Man’s Search for Meaning is the chilling yet inspirational story of Viktor Frankl’s struggle to hold on to hope during the unspeakable horrors of his years as a prisoner in Nazi concentration camps. Between 1942 and 1945 Frankl labored in four different camps, including Auschwitz, while his parents, brother, and pregnant wife perished. Based on his own experience and the experiences of those he treated in his practice, Frankl argues that we cannot avoid suffering but we can choose how to cope with it, find meaning in it, and move forward with renewed purpose. Through every waking moment of his ordeal, Frankl’s training as a psychiatrist lent him a remarkable perspective on the psychology of survival. As a result of these experiences, Dr. Frankl developed a revolutionary approach to psychotherapy known as logotherapy. At the core of his theory is the belief that man’s primary motivational force is his search for meaning. Frankl’s assertion that “the will to meaning” is the basic motivation for human life has forever changed the way we understand our humanity in the face of suffering.
Frankl’s riveting memoir was named one of the Ten Most Influential Books in America after a 1991 survey by the Library of Congress and Book of the Month Club. This revised and updated version includes a new postscript: “The Case for a Tragic Optimism.”
© 1959, 1962, 1984 by Viktor E. Frankl
“An enduring work of survival literature.”
New York Times
“If you read but one book this year, Dr. Frankl’s book should be that one.”
Los Angeles Times
“A fascinating, sophisticated, and very human book…Frankl’s personal and professional discourses merge into a style of tremendous power.”

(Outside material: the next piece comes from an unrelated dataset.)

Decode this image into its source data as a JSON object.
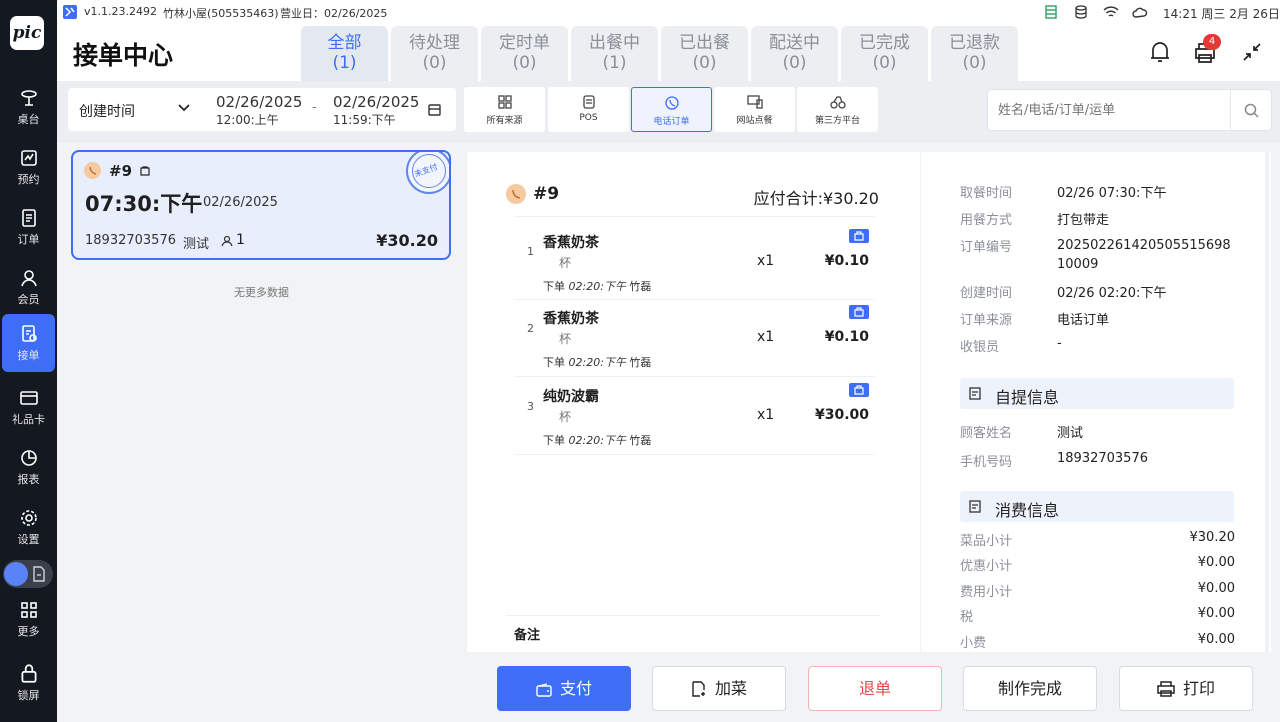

Amazon.com, editorial review
“Much like a first aid kit, this recording has the potential to save lives…This classic, carefully read by Simon Vance, is a vital aid to the troubled of all ages.”
“One of the great books of our time.”
Harold S. Kushner, author of When Bad Things Happen to Good People
“Perhaps the most significant thinking since Freud and Adler.”
American Journal of Psychiatry
Viktor E. Frankl (1905–1997) was a professor of neurology and psychology at the University of Vienna Medical School and Distinguished Professor of Logotherapy at the US International University. He is the founder of the “Third Viennese School of Psychotherapy,” commonly known as logotherapy. During World War II, Frankl spent three years in multiple concentration camps, including Auschwitz and Dachau. Since that time, he has published numerous books and has been a visiting professor at Harvard, Duquesne, and Southern Methodist universities. He has received a number of honorary doctorate degrees from many colleges and universities, including Loyola University in Chicago, Mount Mary College, and Edgecliff College. He has been a guest lecturer at universities worldwide and served as the president of the Austrian Medical Society of Psychotherapy.